Incidentally, at least one person in that video clip, including the person who held the camera, was most likely intoxicated.
Back to our story. If Lilith causes a car wreck after she leaves, Sam’s bar could be vicariously liable for damages under the dram shop law. But the claim is complex.
The standard is a “reasonable person. . .should know” the patron was intoxicated. Sam is an experienced bartender, so he should be able to see the signs. But would a “reasonable person” have known that Lilith was drunk, especially since Sam keeps the bar dark and loud? You can bet the insurance company would contest this point.
The insurance company would most likely contest foreseeability as well. If Lilith drained her third mojito, she would have most likely been sloshed. But technically speaking, Sam didn’t know if she would finish it or not.
A similar foreseeability issue comes up in packaged alcohol sales. If Lilith leaves Sam’s bar and buys a six pack at the supermarket on her way home, foreseeability (possibility) is harder to prove. Lilith might crack one open on the way home. Then again, she may not.
Much like dram shop liability, this employer liability theory seems straightforward, but it is often complex. In Kentucky, employers are vicariously liable for damages if their employees are negligent during the course and scope of their employment.
Assume Otto, as part of a court-ordered community service obligation, agrees to drive the Springfield Retirement Castle’s bus one weekend. To no one’s surprise, Otto wrecks the bus.
The insurance company would most likely argue that Otto was an unpaid volunteer and not an employee. If that’s the case, the respondeat superior rule would not apply.

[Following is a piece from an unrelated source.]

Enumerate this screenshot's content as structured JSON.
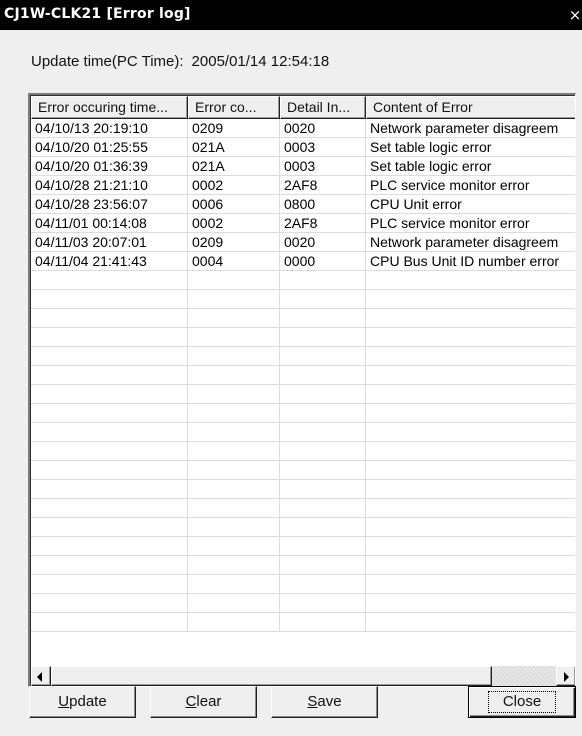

Some other legal theories might be available, as explained below.
But this discussion might be academic. Under Kentucky law, Otto was most likely an employee for negligence purposes. The Springfield Retirement Castle told him where to make stops, when to make stops, and most likely, what route to travel. That slight degree of control makes Otto an employee, paycheck or no paycheck.
Respondeat superior alternatives include negligent hiring, which is hiring an incompetent worker, and negligent supervision, which is failing to monitor employees and/or take appropriate correctibve action.
Wally worked long and hard to get his learner’s permit. WHen the big day arrived, the normally-responsible Ward allowed Wally to drive to the store by himself. After all, it’s only a few blocks away, so what could go wrong? Of course, plenty of things could go wrong, especially if that ne’er-do-well Eddie Haskell comes along for the ride.
If Wally crashes the family car, Ward could be vicariously liable for damages. He knew that Wally didn’t have a license and was therefore incompetent. Owners are vicariously liable for damages in these situations.
But what if dear Aunt Martha gave Wally the keys to her car? Knowledge of Wally’s incompetence might be harder to prove.
Injury victims are usually entitled to substantial compensation. For a free consultation with an experienced personal injury lawyer in Lexington, contact the Goode Law Office, PLLC. Virtual, home, and hospital visits are available. #goodelawyers